Aspects of an Addiction Relapse Prevention Plan
Updated on 10/26/23
Content reviewed by Karen Rubenstein, LMFT, Chief Clinical Officer at Cliffside Malibu
Recovery from substance use disorder (SUD) is a lifelong journey. During treatment, treatment plans must be created both intentionally and strategically to help meet the individualized needs of every patient. Throughout treatment, you will likely experience a wide variety of treatment approaches and interventions until you identify what approach is most effective for your unique recovery path.
One of the most important aspects of successful treatment and recovery involves identifying and implementing relapse prevention techniques. Along with an individualized treatment plan, you will work with your collaborative care team to develop a relapse prevention plan. These plans can be altered, updated and customized as needed throughout your recovery.
Relapse prevention plans are an incredibly important part of maintaining your progress after you complete treatment. As an essential component of long-term abstinence and recovery, you should know what a relapse prevention plan is and how to create one.
Understanding Relapse in Addiction Recovery
Recurrent substance use alters brain structure and functioning in severe ways. Addiction, or substance use disorder, develops when your thoughts, emotions and behaviors become motivated by substance use.
The 4 C’s of Addiction Relapse
Additionally, addiction is characterized by the 4 C’s, which include:
Knowing that, it is no wonder why recovering from chronic substance use is a lifelong process.
Due to the complex biological mechanisms of SUD, addiction is known as a chronic, relapsing disorder. In other words, the challenging condition is characterized by setbacks of drug relapse. This means that individuals working to recover from SUD will likely experience relapse as a part of their recovery process, especially if they are not engaged in long-term and/or permanent treatment engagement. Among those who have SUD, relapse rates are nearly 40-60%.
Risk Factors for Addiction Relapse

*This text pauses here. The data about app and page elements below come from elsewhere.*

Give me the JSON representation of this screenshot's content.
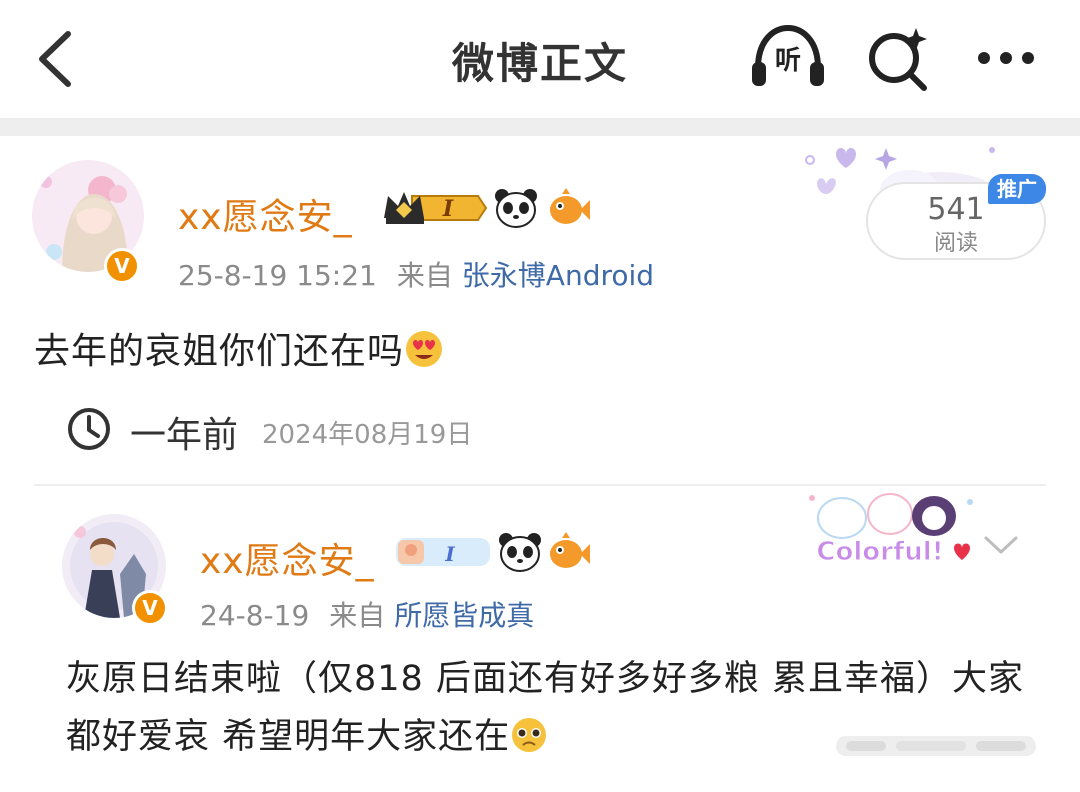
{
  "header": {
    "title": "微博正文",
    "listen_label": "听"
  },
  "post": {
    "username": "xx愿念安_",
    "level_badge": "I",
    "time": "25-8-19 15:21",
    "from_label": "来自",
    "source": "张永博Android",
    "read_count": "541",
    "read_label": "阅读",
    "promo_label": "推广",
    "text": "去年的哀姐你们还在吗",
    "relative_time": "一年前",
    "absolute_date": "2024年08月19日"
  },
  "quoted_post": {
    "username": "xx愿念安_",
    "level_badge": "I",
    "time": "24-8-19",
    "from_label": "来自",
    "source": "所愿皆成真",
    "colorful_label": "Colorful!",
    "text": "灰原日结束啦（仅818 后面还有好多好多粮 累且幸福）大家都好爱哀 希望明年大家还在"
  },
  "colors": {
    "username": "#e07a14",
    "source_link": "#3f6aa8",
    "verified": "#f29100",
    "promo": "#3d87e6"
  },
  "icons": [
    "back-arrow-icon",
    "headphones-icon",
    "search-sparkle-icon",
    "more-dots-icon",
    "clock-icon",
    "chevron-down-icon",
    "panda-icon",
    "fish-icon",
    "crown-icon",
    "heart-eyes-emoji",
    "pleading-emoji"
  ]
}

What many people may not know is that several factors can increase your risk of relapse. For example, many people who attempt to detox or begin recovery at home are more likely to relapse. They are not being held accountable by a treatment program or peer group. Similarly, those who complete a treatment program, but do not stay engaged through continuing treatment, are also at an increased risk of relapse for the same reason. All in all, relapse does happen. Luckily, it can be prevented through the use of relapse prevention plans.
What Is a Relapse Prevention Plan?
A relapse prevention plan is a plan of action for how you can prevent relapse throughout your long-term recovery. Relapse prevention plans are most effective when they are developed during treatment. Treatment helps you understand your personal relapse risks, identify substance use triggers and overcome any barriers that may keep you from sustaining long-term abstinence.
Everyone in recovery experienced unique circumstances that led them to substance use. Similarly, everyone has unique triggers that could lead them to relapse. A relapse prevention plan addresses each and every one of these triggers and puts them on paper. This allows you to visualize the challenges you may face throughout your recovery. Additionally, these plans outline valuable coping techniques and additional resources you can use if you find yourself in a situation that could jeopardize your recovery.
Tips for Developing a Relapse Prevention Plan
There is no set framework for how to create a relapse prevention plan. However, there are some tips worth sharing that can help you better understand what to include in your plan.
#1 Identify internal and external triggers.
Triggers are an experience, thing, person or event that may instigate a relapse. In a relapse prevention plan, this list may be ever-changing. Triggers that you may have in early recovery could be vastly different from your triggers several years into recovery. Having your triggers physically written out can help you visualize what areas in your life may be stumbling blocks for you to work through.
#2 Learn your personal and objective warning signs.
Another valuable category to include in your relapse prevention plan is warning signs. During treatment, you will be educated about physical, mental and emotional warning signs that could lead to relapse. After treatment, you should reflect on warning signs that could help you identify if you are becoming more vulnerable to a relapse. Know and list your red flags and be as descriptive as possible.
As an example, say you used substances in the past in an attempt to relieve feelings of loneliness. A present warning sign that relapse could be on the horizon is if you are isolating yourself more than normal.
#3 Manage adversity, stress and sobriety.
One of the most crucial components of a relapse prevention plan is identifying healthy coping mechanisms and other vital efforts to manage your sobriety. Often, this will include a continuing care plan. First, ensure that you are involved in support groups, continued individual therapy and healthy hobbies to sustain your sobriety.
Next, curate a list of coping mechanisms and strategies you can use in a crisis or pre-crisis situation. Some people may rely on mindfulness strategies, while others need words and a listening ear. This aspect of a plan could also include emergency contacts you can alert if you experience drug cravings.
Finally, a relapse prevention plan must also include useful strategies for self-care. When you’re working to sustain sobriety, you must engage in daily self-care to increase confidence in your ability to remain sober.
Cliffside Malibu is an addiction treatment facility that understands how prevalent relapse can be when recovering from addiction. Don’t wait to get the treatment you deserve. To learn more about our luxury treatment facility and program options in beautiful Malibu, California, give us a call today at (855) 403-5641.